At long last, stupid sibling made it to the hotel and I frolicked off to meet him. Our plan for the afternoon was to visit the Belgian Comic Strip Center. Now, I can't say I am the massive comic or cartoon buff that my brother is, particularly because I did not inherit the visually artistic gene (and he wasn't blessed with the singing one, so suck it). But since I love all things childlike and ridiculous, I was certainly game to support him in his whimsy. It was actually a really interesting time, helped along by the fact that brother likes to be relatively cool and informative when no one is watching (vomit, gross). We saw the Belgian classics, Tintin and Les Schtroumpfs (the Smurfs for all of us stubborn Americans) and I only had to endure brother salivating in the book shop for less than an hour.
After the museum, we dropped our plunder at the hotel and went off in search of some of brother's work colleagues. Apparently there was a group planning on beer crawling, so we headed to their current location to hop along. It ended up being a fun group, everyone bonding and friendly from a week of teamwork abroad. Since neither my brother nor myself are quiet wall flowers, we chatted and imbibed, a second round of beer gifted us by one of the higher ups while I ran off to purchase brother and I some frites. Eventually, it was decided that a smaller offshoot of the larger contingency would band together for a real dinner, so we set off for a suggested area. We landed along a small canal bordered by a variety of restaurants. They all had outdoor seating and typical Belgian fare, so we chose a yummy looking one and sat down. Interestingly, there was a small duck house sitting in the middle of the water, making it all the more charming.
Most of us chose fixed menus, fortifying our stomachs for more drinking during and after. We were headed back out to a bar called Delirium post-dinner, which is apparently home to over 2000 different kinds of beer. It was also home to practically anyone out in Brussels on a Saturday night. There were people pouring onto the sidewalks and all of the bars on this small little street were filled to the brim. It was certainly a sight to see, but after a long day of drinking, not necessarily the best in terms of comfort. I ordered a pink beer, because that is what you do when it is on the menu, but after a bit more barhopping I was pretty knackered out. Brother and I finally made our way back to the hotel where we were to camp out in the tiniest room imaginable. Happily, the bedding was many-layered, so I had plenty of cushioning for my spot on the floor.

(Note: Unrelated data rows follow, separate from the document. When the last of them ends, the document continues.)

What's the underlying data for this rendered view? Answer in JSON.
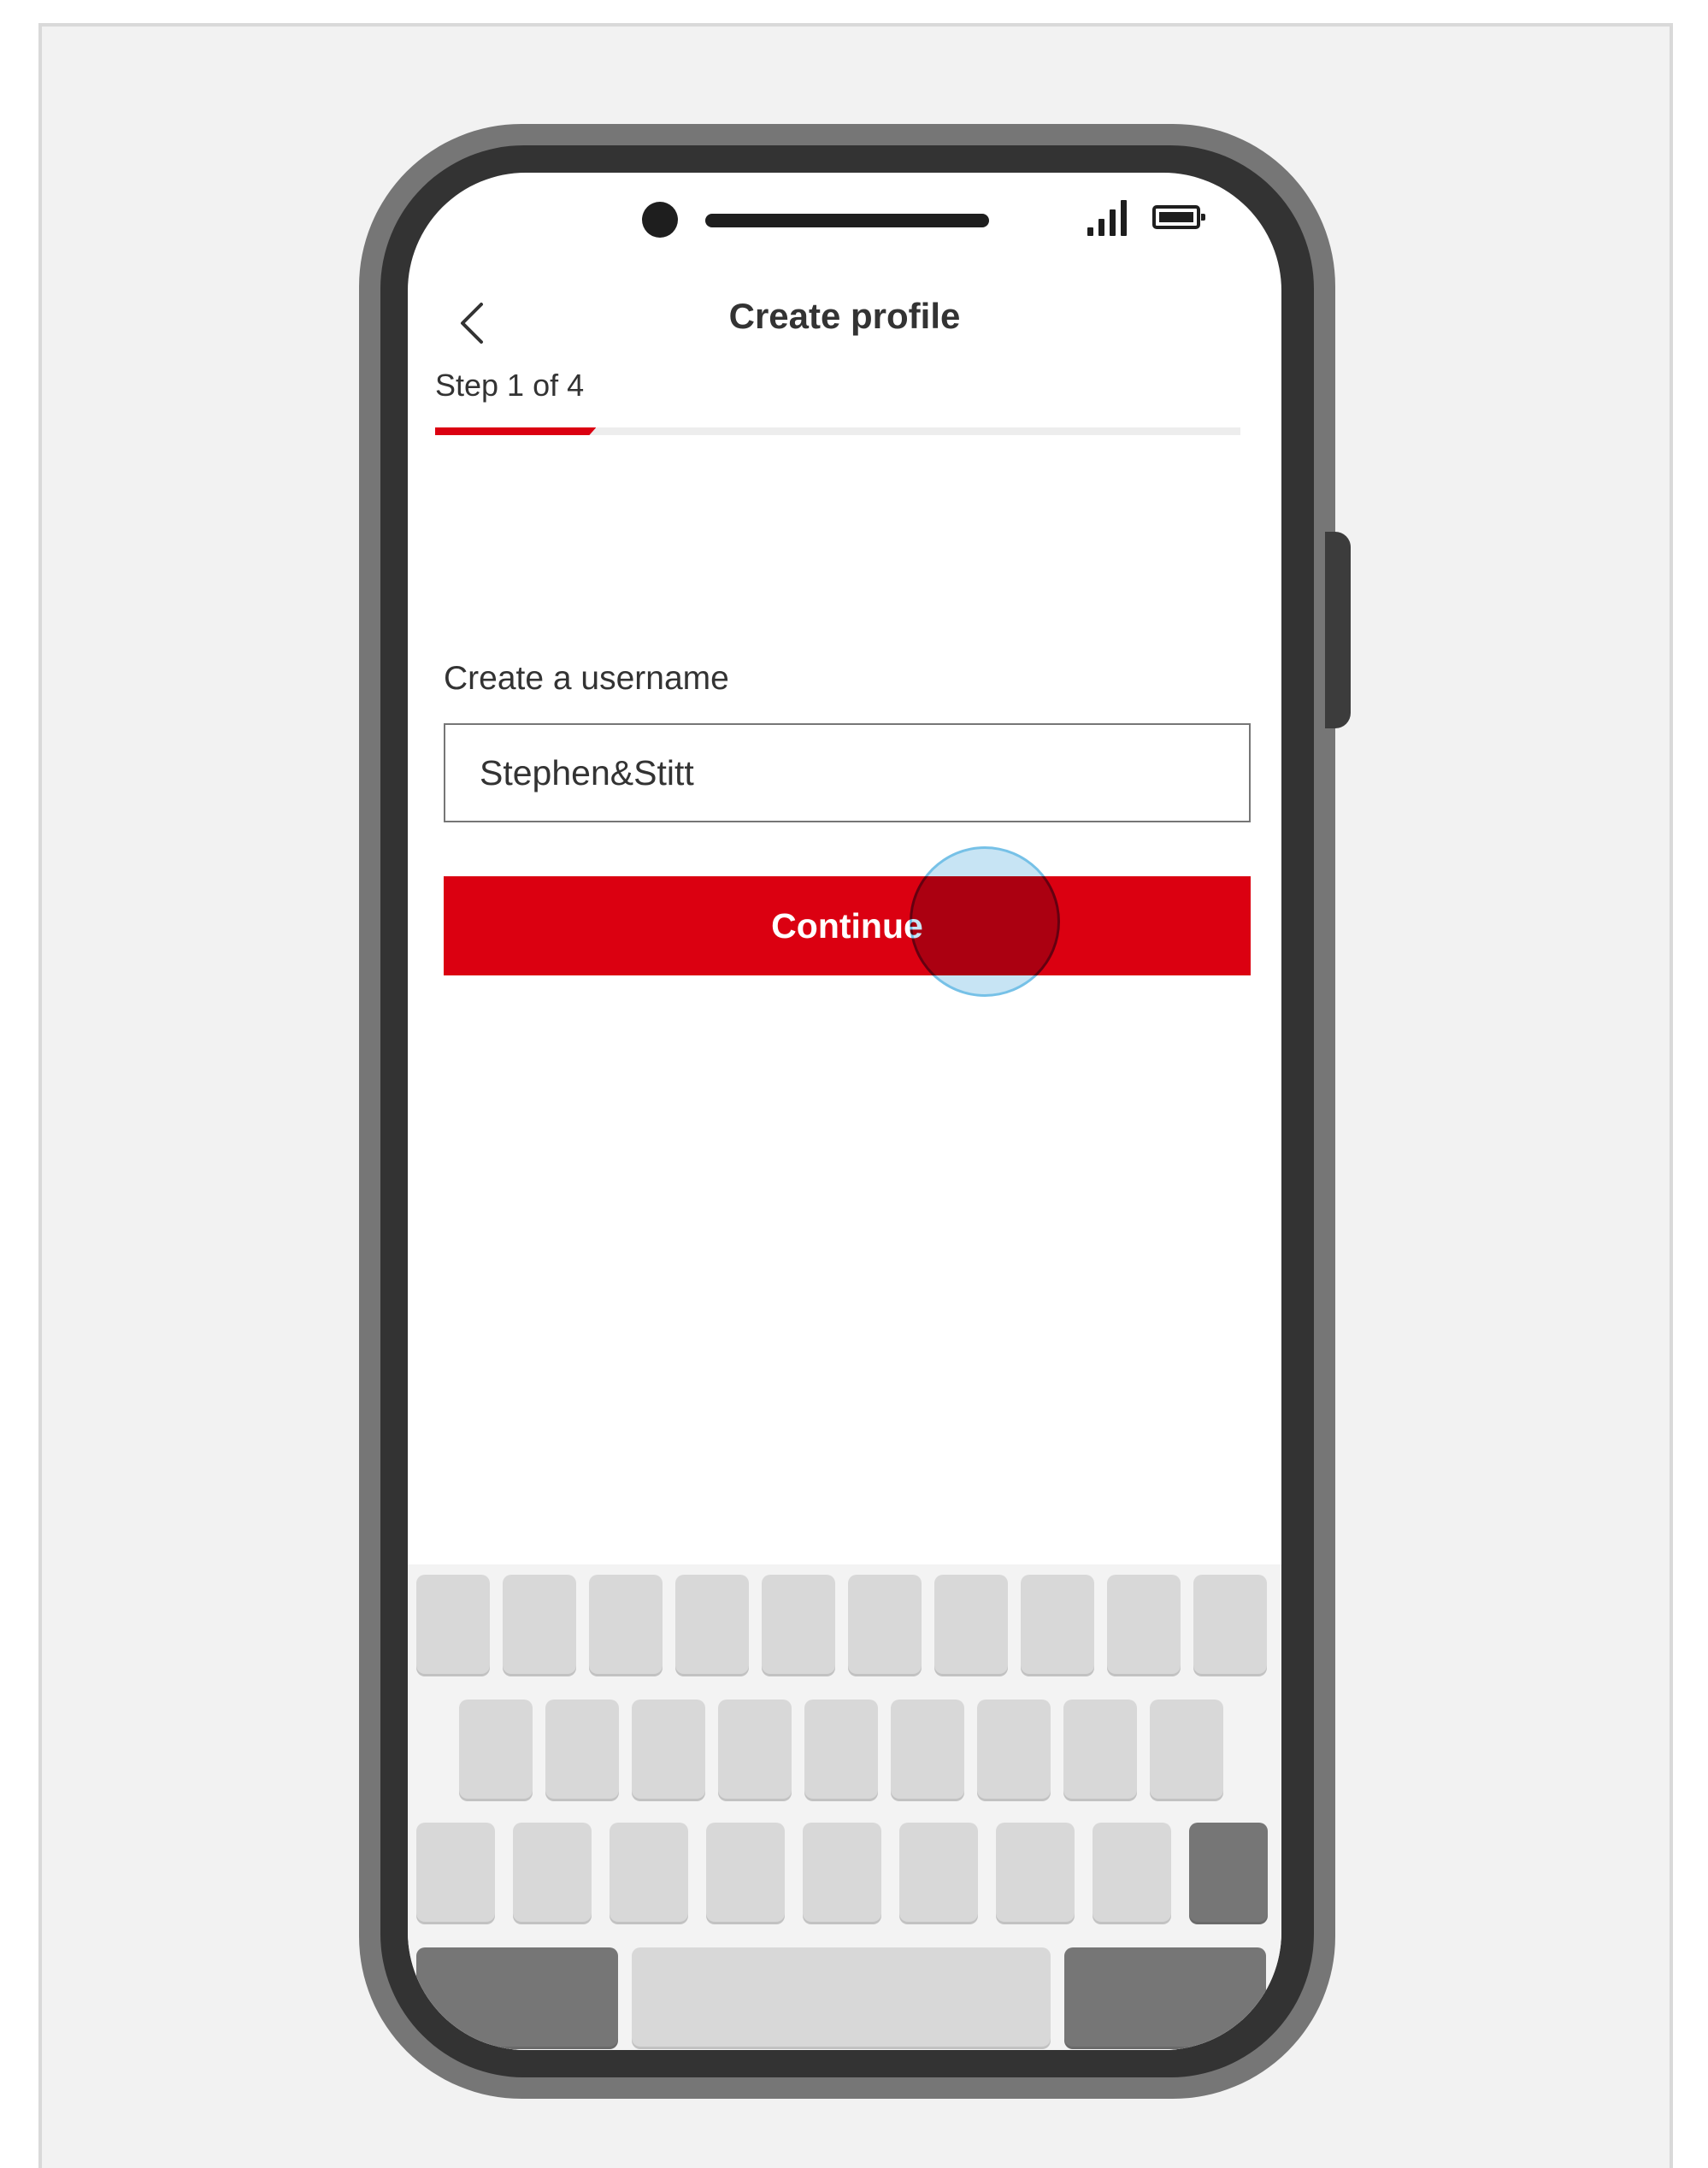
{
  "header": {
    "title": "Create profile",
    "step_text": "Step 1 of 4"
  },
  "progress": {
    "current_step": 1,
    "total_steps": 4,
    "fraction": 0.2
  },
  "form": {
    "username_label": "Create a username",
    "username_value": "Stephen&Stitt",
    "continue_label": "Continue"
  },
  "icons": {
    "back": "chevron-left-icon",
    "signal": "signal-bars-icon",
    "battery": "battery-full-icon"
  },
  "colors": {
    "accent": "#db0011",
    "text": "#333333",
    "frame": "#f2f2f2",
    "device_body": "#767676",
    "device_bezel": "#333333",
    "key": "#d8d8d8",
    "key_dark": "#767676",
    "tap_indicator": "#82c3e6"
  }
}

The Lewonczyks taking on any city is always a site to behold. Though it was only for a brief 24 hours, I was glad to have experienced a bit of Brussels, spend some good quality time with my big brother (will never admit that again), and live to tell the tale.